Trivia: Tim Burton’s ‘Batman’ Sold 12 Million More Tickets Than ‘The Dark Knight Rises,’ 12 Million Less Than ‘The Dark Knight’
Posted on Wednesday, August 22nd, 2012 by Germain Lussier
No matter which way you cut it, Batman means blockbuster. The theatrical phenomenon began in 1989 with Tim Burton’s Batman, which grossed $251 million and spawned three sequels. Then, in 2005, Christopher Nolan’s Batman Begins grossed $205 million and spawned two sequels, The Dark Knight ($533 million) and The Dark Knight Rises, which is at $413 million and climbing.
However, in 1989, the average price of an American movie tickets was about $4 and now, in 2012, it’s doubled to around $8. Do some simple math and you see that Burton’s film has, so far, sold around 12 million more tickets than Nolan’s latest movie. (To be fair, Rises is far from done at the box office and will likely drop that number to around 10 million when it’s done.) Also, to Nolan’s credit, 2008′s The Dark Knight sold about 12 million more tickets than Burton’s movie.
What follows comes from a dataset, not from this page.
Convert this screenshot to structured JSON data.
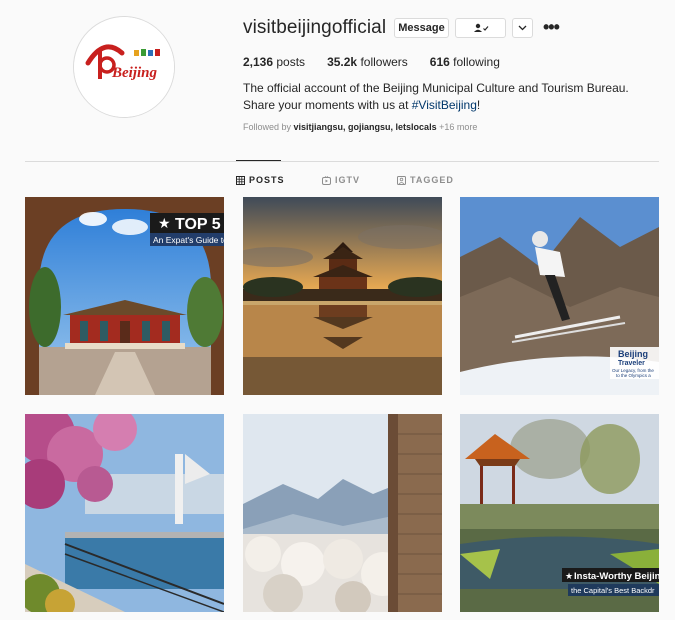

What other interesting conclusions can be made when you adjust grosses for inflation or look at number of tickets sold? Find out after the jump.
Big props to @BrianWCollins and Movies.com for first pointing out this great bit of trivia. They also point out that if you look at the population of America in 1989 versus the amount of tickets sold, one of four people – roughly – paid to see Batman in the theater. The current film is more like one is six.
Where are we getting all this info? Box Office Mojo has a feature where you can take highest grossing films of all time and adjust for inflation, tickets sold, etc. The tickets sold is the best one because that literally is a 1:1 rundown of asses in seats. You can check out that full list here.
To put that in perspective, the current box office champion, Avatar, grossed $761 million domestically and sold just over 97 million tickets….good for thirteenth all time. Yes, 12 movies have sold more tickets (some much more) than the highest grossing film of all time.
What’s the point of all this? Not much. It’s fun. Also, it puts a whole new perspective on those “box office records” films break at the box office ever summer. Those numbers might not be as impressive as they sound.